» Given records:

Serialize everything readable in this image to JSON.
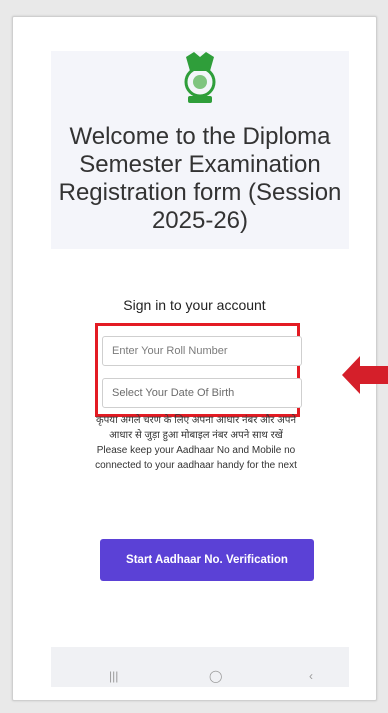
{
  "header": {
    "welcome_title": "Welcome to the Diploma Semester Examination Registration form (Session 2025-26)"
  },
  "signin": {
    "title": "Sign in to your account",
    "roll_placeholder": "Enter Your Roll Number",
    "dob_placeholder": "Select Your Date Of Birth"
  },
  "notice": {
    "hindi": "कृपया अगले चरण के लिए अपना आधार नंबर और अपने आधार से जुड़ा हुआ मोबाइल नंबर अपने साथ रखें",
    "english": "Please keep your Aadhaar No and Mobile no connected to your aadhaar handy for the next"
  },
  "actions": {
    "verify_button": "Start Aadhaar No. Verification"
  },
  "colors": {
    "accent": "#5b41d6",
    "highlight": "#e31b23",
    "logo_green": "#2f9e3a"
  },
  "icons": {
    "logo": "emblem-logo",
    "arrow": "red-left-arrow",
    "nav": [
      "recent-apps-icon",
      "home-icon",
      "back-icon"
    ]
  }
}
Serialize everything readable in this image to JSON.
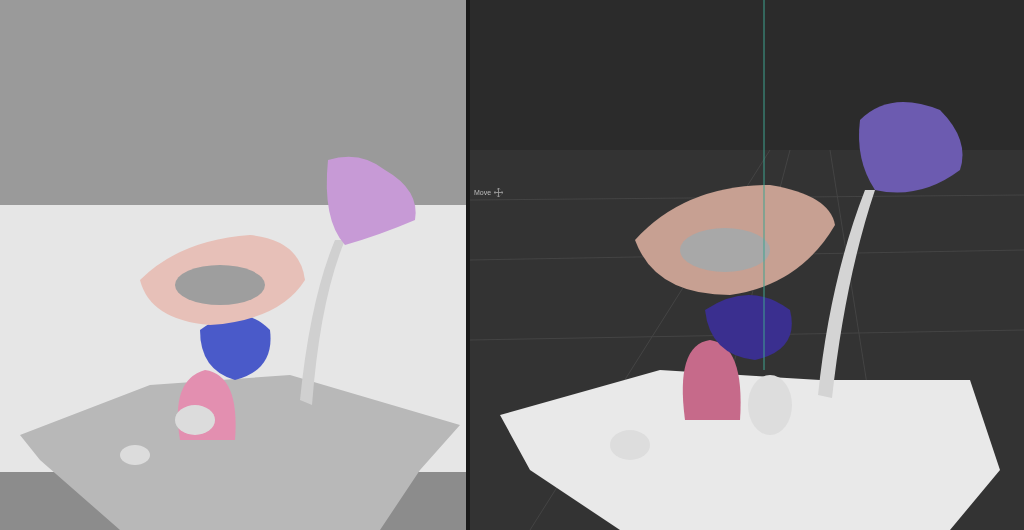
{
  "viewport": {
    "tool_label": "Move"
  }
}
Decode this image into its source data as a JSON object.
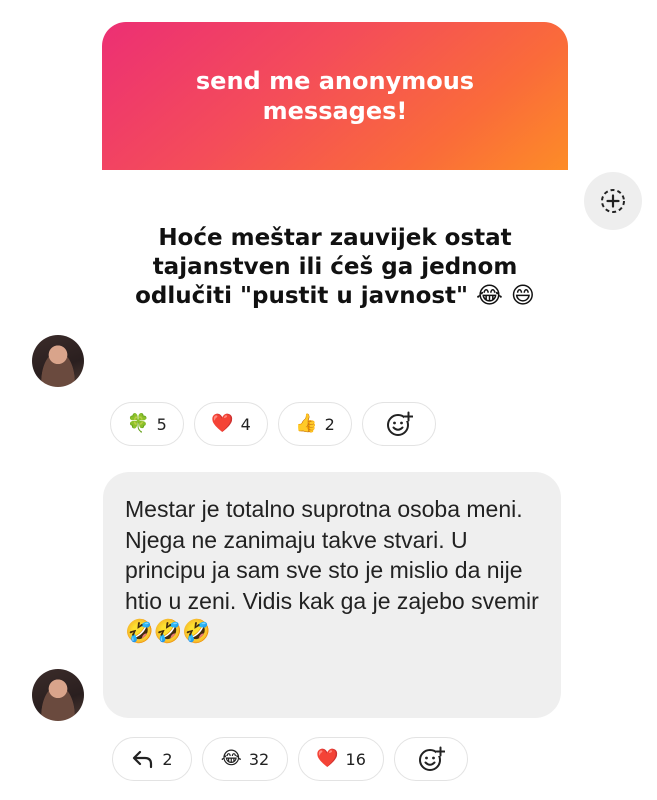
{
  "story": {
    "header": "send me anonymous messages!",
    "question": "Hoće meštar zauvijek ostat tajanstven ili ćeš ga jednom odlučiti \"pustit u javnost\" 😂 😄"
  },
  "reactions_1": [
    {
      "emoji": "🍀",
      "count": "5"
    },
    {
      "emoji": "❤️",
      "count": "4"
    },
    {
      "emoji": "👍",
      "count": "2"
    }
  ],
  "reply": {
    "text": "Mestar je totalno suprotna osoba meni. Njega ne zanimaju takve stvari. U principu ja sam sve sto je mislio da nije htio u zeni. Vidis kak ga je zajebo svemir 🤣🤣🤣"
  },
  "reactions_2": {
    "reply_count": "2",
    "items": [
      {
        "emoji": "😂",
        "count": "32"
      },
      {
        "emoji": "❤️",
        "count": "16"
      }
    ]
  },
  "icons": {
    "add": "circle-plus-icon",
    "add_reaction": "add-reaction-icon",
    "reply": "reply-arrow-icon"
  }
}
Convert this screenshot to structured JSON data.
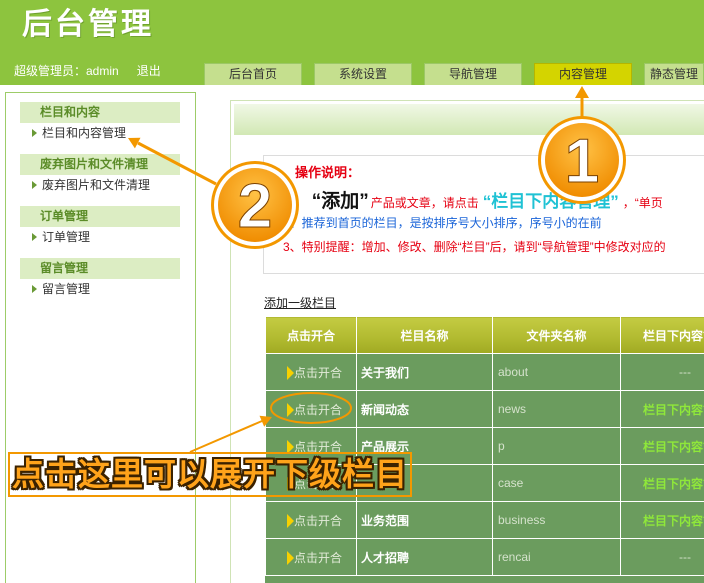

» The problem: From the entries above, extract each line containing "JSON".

» Problem solution:
Serialize everything readable in this image to JSON.
Serialize everything readable in this image to JSON.
Decode this image into its source data as a JSON object.
Convert this screenshot to structured JSON data.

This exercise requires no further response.